Man convicted in 1967 killing of girl, 14, ‘feels no remorse’

A man accused of snatching a teenager on her way home from school in 1967 and holding her captive for days in his basement before killing her was convicted Friday of murder and sentenced to life in prison.

Robert Bowman, once a successful businessman, was found guilty of the death of Eileen Adams, 14, in his second trial in a case that had stumped investigators for more than 40 years even after his ex-wife told police she saw the girl alive and “hanging like Jesus” in their basement.

Bowman, 75, addressed Lucas County Common Pleas Judge Gene Zmuda after hearing the victim’s sister describe how the girl’s death emotionally tore the family apart.

“I recognize the pain and suffering I’ve just heard,” Bowman said. But “I’m not responsible for that. I feel no remorse.”

Adams’ sister Maggie Kirschman said the family knew Bowman was responsible in the early 1980s after his ex-wife came forward. “It was as if there was nothing we could do. It made us all sick,” she added.

Bowman disappeared in the 1980s into a life on the streets in Florida and California.

Detectives first tried to link him to the slaying in the early ’80s, but they didn’t have enough evidence to bring charges until a cold case squad reopened the probe in 2006. New DNA evidence connected Bowman to the killing, and police arrested him near Palm Springs, Calif., in 2008.

Another jury in August failed to reach a verdict in the case, which forced the retrial.


White House orders review of ‘green’ loan program

The White House has authorized an independent review of all loan guarantees made by the Energy Department to foster green technology following the bankruptcy this year of Solyndra, the California company that received a $535 million loan through the program.

White House officials said Friday that chief of staff William Daley ordered the review that will evaluate the entire $35.9 billion loan portfolio made to support the private-sector development of new technologies that could help improve the economy and create jobs.

The review is a tacit acknowledgment that the loan program, defended by President Obama and his senior advisers for months, has raised enough internal concern that an outside assessment is necessary to clear the air and determine its future.
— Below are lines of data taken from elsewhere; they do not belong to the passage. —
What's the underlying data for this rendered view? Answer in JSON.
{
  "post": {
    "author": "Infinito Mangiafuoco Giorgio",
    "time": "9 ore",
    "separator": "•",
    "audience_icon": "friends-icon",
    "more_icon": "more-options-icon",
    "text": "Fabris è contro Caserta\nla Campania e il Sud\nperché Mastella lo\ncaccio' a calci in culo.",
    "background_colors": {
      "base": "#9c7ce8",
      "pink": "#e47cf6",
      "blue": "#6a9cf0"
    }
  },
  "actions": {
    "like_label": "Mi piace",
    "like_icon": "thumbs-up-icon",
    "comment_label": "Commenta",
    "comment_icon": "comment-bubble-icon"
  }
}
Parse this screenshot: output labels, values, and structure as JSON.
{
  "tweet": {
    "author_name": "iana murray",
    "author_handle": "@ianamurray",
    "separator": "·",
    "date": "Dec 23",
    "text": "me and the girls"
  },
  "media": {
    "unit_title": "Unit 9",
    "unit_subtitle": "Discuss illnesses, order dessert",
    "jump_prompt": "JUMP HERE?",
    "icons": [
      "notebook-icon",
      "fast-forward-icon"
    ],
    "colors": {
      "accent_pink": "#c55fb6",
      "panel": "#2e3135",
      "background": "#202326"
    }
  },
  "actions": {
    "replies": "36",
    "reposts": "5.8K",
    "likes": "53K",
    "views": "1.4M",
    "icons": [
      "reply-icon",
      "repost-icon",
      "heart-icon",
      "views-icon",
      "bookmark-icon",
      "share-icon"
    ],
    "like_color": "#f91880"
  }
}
The announcement came as congressional Republicans threatened to subpoena White House records relating to the Solyndra case if the administration does not produce a batch of requested documents.

— From news service reports